Scene: a dormitory room at a training camp somewhere in Bulgaria. Redgrave glumly lobs soiled sweatgear into a bag. He speaks in an exhausted monotone. "Quite tired." Pause. "Bit pissed off." Pause. He packs a sock. "Don't know why really." Pause. "Just training camp blues." Pause. "Horrible time." Long pause. He folds a shirt. "Some days . . . you just wish you were at home." Much more of this and he'd be in a home.

Things were certainly no easier for Pinsent, who had to share a room with chirpy old Steve, and interject the odd "Yup", "Sure" or "Uh-huh" into his partner's ruminations on the correct way to defend their gold medal. Every now and then, Redgrave would have an idea for relieving the tedium. "Name," he demanded of Pinsent one interminable evening, "the world championship venues, starting last year and going backwards." Pinsent considered a moment. "Rowing world championships?" he asked. Redgrave's eyes flickered, just for a moment, then he nodded. What other kinds of world championship are there?

Dixon's lifestyle was pure Jilly Cooper. "How many women do you know," a dinner party guest demanded, "apart from the royal family, who have had a go with serving soldiers?" "Sticky Nicky," another reveller responded. "She had it with a soldier." "Sticky Nicky," the original questioner pronounced, "had the whole officers' mess of the Blues and Royals." Dixon whooped.
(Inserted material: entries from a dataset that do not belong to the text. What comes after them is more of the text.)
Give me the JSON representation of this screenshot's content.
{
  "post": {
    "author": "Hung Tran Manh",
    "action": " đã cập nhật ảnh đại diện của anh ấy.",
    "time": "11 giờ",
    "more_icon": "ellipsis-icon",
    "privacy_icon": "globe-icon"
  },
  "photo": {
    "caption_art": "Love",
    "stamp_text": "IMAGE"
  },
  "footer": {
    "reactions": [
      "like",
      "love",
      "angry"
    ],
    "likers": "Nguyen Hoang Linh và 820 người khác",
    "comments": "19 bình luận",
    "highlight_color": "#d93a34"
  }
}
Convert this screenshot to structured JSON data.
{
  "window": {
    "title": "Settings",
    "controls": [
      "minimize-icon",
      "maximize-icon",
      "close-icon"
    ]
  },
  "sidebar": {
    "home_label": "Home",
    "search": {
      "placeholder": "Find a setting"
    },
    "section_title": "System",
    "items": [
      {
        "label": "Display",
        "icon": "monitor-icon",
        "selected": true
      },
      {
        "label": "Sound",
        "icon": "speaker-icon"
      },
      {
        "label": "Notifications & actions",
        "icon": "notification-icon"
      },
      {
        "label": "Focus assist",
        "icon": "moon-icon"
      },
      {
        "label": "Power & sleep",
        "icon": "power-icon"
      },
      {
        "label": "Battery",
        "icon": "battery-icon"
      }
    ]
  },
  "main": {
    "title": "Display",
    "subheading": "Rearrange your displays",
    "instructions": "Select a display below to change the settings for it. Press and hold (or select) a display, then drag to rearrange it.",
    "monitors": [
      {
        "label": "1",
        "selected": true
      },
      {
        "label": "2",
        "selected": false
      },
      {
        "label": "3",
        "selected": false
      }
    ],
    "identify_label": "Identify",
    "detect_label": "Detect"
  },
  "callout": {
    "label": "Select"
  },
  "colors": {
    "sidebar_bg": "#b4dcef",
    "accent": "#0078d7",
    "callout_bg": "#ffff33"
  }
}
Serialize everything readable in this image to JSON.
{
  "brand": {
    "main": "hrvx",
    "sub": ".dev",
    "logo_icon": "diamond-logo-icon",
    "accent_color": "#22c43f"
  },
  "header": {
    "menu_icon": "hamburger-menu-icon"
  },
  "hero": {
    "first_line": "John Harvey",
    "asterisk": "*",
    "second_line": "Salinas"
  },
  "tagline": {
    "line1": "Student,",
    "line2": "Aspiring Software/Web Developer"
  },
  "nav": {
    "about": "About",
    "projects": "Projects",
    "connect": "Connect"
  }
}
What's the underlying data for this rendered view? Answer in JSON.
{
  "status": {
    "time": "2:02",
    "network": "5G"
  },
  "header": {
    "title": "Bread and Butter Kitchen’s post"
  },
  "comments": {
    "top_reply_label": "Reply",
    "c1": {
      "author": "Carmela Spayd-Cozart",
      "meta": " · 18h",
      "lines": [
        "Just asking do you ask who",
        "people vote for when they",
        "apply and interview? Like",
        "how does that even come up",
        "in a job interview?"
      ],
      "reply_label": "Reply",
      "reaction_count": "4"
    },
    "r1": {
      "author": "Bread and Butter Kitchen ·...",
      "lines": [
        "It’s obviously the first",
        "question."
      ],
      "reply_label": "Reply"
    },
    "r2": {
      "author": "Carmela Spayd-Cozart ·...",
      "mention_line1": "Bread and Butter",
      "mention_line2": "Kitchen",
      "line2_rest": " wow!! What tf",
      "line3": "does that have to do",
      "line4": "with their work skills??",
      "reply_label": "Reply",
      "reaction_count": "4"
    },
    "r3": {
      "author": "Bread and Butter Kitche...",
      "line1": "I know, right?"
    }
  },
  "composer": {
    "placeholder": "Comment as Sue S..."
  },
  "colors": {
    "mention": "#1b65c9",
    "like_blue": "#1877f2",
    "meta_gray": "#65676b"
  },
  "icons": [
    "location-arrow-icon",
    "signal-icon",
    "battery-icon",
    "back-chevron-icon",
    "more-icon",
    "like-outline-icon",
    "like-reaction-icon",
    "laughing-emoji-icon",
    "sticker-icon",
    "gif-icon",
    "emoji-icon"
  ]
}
She had, one recalled, trained under Captain Mark Phillips.

Annika Reeder, the Essex teenager self-described as "the little gymnast", was the most touching. Stressed out by her training, she had to endure the taunts of her classmates on her rare appearances at school. "I'm not Miss Brainy," she protested. "I'm not supposed to know everything."

Her Mum, a warm and smiley presence, watched Annika practise her routine, shorn of its tumbles, in the living-room. As the tiny figure adopted her final pose, legs straight up in the air, Mum giggled: "You look just like a fly that's just been sprayed." "Oh Mum," Annika sighed, "you say the nicest things to me." The family deserves a weekly slot. Reeders' Digest?